Using the data below, return all lines in which "content" appears.

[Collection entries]
▬▬▬

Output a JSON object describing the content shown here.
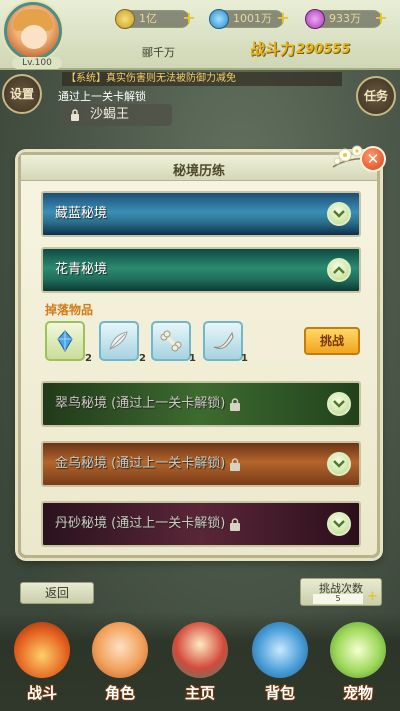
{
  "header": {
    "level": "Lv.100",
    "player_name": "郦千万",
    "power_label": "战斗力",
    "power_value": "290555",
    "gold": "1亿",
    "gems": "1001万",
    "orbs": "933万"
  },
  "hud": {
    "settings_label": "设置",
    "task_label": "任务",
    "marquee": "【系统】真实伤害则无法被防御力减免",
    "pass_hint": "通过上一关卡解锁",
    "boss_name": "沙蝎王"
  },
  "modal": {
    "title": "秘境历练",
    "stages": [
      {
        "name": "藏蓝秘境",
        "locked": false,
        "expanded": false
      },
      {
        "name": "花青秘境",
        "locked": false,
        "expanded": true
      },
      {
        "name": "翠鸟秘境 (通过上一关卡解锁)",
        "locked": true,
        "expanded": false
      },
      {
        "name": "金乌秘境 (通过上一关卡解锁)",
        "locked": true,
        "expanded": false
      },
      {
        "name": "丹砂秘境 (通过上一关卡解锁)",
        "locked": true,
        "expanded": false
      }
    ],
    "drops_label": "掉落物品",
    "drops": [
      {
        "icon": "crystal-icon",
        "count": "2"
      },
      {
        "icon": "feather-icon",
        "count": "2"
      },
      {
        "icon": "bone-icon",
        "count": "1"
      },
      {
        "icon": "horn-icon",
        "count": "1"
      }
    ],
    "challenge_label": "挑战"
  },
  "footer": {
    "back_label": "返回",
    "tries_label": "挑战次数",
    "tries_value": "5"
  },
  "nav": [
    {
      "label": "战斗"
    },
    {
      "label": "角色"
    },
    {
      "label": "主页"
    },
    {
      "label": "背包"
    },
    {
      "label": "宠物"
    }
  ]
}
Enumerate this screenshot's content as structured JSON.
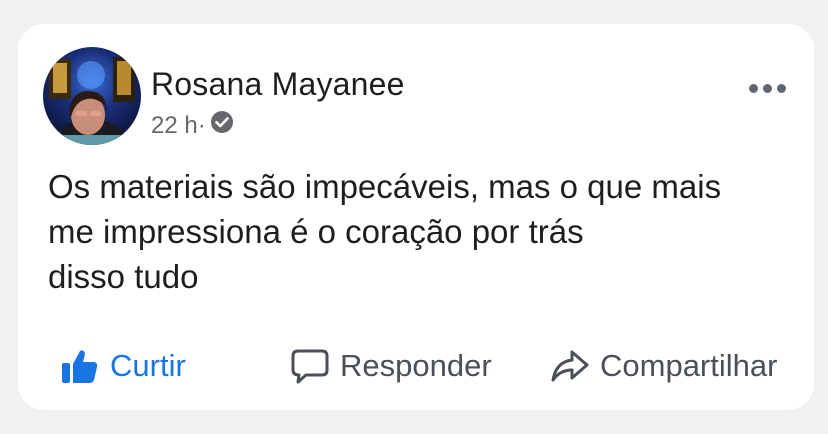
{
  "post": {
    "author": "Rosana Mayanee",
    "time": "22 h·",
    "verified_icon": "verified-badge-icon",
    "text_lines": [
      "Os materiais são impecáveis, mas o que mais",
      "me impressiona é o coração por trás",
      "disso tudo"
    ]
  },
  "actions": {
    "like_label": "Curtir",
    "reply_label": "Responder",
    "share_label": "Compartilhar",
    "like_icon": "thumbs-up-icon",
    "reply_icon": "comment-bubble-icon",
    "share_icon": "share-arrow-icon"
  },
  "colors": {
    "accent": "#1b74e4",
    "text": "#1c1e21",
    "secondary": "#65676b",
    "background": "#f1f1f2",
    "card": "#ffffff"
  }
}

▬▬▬

→ **Exercise answer**:
Output a JSON object describing the content shown here.
Enumerate this screenshot's content as structured JSON.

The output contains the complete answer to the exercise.